Beyond flattery: Why imitation could be humanity's most distinctive feature

Forget ‘monkey see, monkey do.’ ‘Human see, human do’ might be more accurate. But what does our incredible ability to imitate do for us?

— Imitation is the sincerest form of flattery, or so the saying goes. But more than that, it might also be at the root of what makes us, well, human.

Starting in infancy, humans begin imitating others around them, sticking their tongues out when a caretaker does, holding toy telephones up to their ears, and waving back to anyone who waves at them. Imitation continues into adulthood, as we pick up the body language of someone we like, ask friends where they bought their “fabulous red shoes,” and don a certain company’s apparel because Michael Jordan wears it.

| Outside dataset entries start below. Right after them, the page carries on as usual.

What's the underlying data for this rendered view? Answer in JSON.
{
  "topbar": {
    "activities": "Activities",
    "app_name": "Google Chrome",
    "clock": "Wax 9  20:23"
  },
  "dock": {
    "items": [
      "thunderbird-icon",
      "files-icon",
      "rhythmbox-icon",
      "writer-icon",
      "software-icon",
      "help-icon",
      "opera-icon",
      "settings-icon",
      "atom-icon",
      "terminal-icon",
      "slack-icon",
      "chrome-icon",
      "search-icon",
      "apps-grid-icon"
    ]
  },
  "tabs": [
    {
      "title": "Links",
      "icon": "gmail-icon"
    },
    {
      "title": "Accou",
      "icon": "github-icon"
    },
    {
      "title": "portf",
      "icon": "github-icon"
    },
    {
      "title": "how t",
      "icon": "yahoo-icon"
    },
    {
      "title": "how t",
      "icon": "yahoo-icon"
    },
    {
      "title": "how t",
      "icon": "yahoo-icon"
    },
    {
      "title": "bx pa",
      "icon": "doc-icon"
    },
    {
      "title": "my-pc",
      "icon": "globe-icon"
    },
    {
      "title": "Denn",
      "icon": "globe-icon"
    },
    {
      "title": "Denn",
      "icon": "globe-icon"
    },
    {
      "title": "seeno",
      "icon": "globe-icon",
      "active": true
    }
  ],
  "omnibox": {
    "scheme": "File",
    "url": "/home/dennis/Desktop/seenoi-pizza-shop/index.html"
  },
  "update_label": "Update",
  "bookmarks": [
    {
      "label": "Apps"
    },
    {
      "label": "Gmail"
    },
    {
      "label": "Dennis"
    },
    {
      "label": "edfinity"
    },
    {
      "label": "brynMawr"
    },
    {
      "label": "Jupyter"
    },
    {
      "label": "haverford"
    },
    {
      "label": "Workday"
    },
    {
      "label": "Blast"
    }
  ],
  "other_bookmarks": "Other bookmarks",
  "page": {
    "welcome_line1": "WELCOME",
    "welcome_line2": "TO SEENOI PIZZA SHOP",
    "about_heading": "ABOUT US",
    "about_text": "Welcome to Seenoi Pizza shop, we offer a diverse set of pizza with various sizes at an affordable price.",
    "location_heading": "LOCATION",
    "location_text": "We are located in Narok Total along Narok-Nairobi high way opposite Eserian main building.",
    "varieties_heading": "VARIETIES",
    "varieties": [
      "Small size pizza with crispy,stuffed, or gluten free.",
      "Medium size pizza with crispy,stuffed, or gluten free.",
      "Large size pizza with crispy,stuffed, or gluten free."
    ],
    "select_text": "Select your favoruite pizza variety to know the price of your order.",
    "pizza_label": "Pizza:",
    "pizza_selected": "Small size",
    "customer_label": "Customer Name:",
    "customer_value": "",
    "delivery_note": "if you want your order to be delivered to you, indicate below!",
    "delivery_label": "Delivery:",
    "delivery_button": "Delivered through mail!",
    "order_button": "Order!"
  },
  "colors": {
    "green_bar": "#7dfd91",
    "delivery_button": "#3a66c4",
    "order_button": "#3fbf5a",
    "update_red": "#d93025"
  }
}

Imitation can get a bad reputation, but researchers say our species’ drive to imitate so readily is a significant mechanism through which we learn social norms, integrate into society, and build social connection. And, they say, this level of imitation might be what sets us apart from other species and may have set us on the path to building an advanced society.

"Human beings are the premier imitators on the planet," says Andrew Meltzoff, co-director of the University of Washington Institute for Learning and Brain Sciences.

Read the entire article here.